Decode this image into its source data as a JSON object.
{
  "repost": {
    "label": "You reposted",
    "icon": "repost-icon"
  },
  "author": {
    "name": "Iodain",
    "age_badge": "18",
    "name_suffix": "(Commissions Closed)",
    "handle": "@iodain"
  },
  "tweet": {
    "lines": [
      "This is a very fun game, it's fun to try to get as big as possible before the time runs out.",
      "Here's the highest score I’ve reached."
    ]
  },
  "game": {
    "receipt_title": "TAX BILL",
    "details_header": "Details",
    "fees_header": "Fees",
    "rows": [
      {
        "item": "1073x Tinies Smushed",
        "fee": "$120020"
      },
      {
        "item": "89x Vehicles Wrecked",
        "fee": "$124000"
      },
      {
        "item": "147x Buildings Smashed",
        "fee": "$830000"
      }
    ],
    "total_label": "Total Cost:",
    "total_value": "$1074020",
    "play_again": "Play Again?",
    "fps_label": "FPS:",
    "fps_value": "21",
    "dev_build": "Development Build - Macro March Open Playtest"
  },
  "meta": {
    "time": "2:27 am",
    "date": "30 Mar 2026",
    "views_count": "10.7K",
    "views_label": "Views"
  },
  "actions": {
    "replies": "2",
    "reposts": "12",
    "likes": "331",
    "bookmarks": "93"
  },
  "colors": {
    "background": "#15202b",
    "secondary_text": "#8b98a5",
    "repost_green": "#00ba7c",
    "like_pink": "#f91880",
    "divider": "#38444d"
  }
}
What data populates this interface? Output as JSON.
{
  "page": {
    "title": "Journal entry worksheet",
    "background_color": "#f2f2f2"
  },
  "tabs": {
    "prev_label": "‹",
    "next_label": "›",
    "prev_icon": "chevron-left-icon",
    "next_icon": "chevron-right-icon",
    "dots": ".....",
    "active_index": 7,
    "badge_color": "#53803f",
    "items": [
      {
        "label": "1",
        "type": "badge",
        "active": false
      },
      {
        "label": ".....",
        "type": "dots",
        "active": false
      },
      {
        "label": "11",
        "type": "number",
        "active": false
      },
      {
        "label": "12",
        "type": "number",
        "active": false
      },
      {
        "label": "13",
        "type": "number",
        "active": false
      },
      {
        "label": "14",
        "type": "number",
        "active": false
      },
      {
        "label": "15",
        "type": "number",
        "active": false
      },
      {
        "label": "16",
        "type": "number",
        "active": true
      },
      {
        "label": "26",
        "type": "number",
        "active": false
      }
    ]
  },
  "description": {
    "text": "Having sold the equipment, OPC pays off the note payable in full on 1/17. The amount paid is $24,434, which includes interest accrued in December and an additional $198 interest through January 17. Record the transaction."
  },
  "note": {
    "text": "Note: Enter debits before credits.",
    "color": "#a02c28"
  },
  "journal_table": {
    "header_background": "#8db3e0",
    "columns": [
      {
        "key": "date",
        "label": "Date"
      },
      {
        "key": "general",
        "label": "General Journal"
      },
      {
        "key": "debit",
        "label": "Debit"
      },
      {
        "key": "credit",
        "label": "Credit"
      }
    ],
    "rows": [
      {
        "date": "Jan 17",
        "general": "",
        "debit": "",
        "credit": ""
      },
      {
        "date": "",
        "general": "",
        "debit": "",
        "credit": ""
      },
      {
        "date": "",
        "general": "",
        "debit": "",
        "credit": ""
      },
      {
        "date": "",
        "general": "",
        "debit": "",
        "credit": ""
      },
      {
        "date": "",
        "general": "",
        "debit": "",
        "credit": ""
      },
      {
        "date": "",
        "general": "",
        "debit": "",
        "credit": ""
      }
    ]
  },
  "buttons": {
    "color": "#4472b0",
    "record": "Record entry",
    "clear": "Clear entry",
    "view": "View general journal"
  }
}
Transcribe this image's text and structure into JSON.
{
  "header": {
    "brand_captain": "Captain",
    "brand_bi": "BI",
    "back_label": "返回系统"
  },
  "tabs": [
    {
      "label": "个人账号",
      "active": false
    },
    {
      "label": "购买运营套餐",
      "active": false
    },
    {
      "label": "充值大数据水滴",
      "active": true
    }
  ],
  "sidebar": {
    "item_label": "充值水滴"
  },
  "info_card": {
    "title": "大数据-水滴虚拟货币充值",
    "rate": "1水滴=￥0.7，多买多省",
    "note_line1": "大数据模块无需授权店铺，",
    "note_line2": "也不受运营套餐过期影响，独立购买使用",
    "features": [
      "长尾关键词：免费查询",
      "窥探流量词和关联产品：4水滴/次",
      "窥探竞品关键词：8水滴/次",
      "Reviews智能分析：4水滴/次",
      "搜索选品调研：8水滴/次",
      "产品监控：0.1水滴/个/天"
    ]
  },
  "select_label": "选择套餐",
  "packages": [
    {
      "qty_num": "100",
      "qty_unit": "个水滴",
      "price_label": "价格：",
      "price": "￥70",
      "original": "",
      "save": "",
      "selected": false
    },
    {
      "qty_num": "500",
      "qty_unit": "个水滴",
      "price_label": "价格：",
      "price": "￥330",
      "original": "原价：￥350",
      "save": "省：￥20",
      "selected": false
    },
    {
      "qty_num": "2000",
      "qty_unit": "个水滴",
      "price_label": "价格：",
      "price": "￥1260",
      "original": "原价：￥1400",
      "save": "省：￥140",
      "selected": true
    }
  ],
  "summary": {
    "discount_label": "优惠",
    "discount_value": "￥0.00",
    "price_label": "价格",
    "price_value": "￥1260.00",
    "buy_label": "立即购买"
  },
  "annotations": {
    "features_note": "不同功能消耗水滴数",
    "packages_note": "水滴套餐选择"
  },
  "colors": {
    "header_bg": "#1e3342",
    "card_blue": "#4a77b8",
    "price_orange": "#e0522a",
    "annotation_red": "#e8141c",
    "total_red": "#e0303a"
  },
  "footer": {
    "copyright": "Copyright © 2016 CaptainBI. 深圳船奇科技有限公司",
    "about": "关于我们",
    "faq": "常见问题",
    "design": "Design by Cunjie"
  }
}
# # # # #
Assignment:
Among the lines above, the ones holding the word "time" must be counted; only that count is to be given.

Solved problem:
2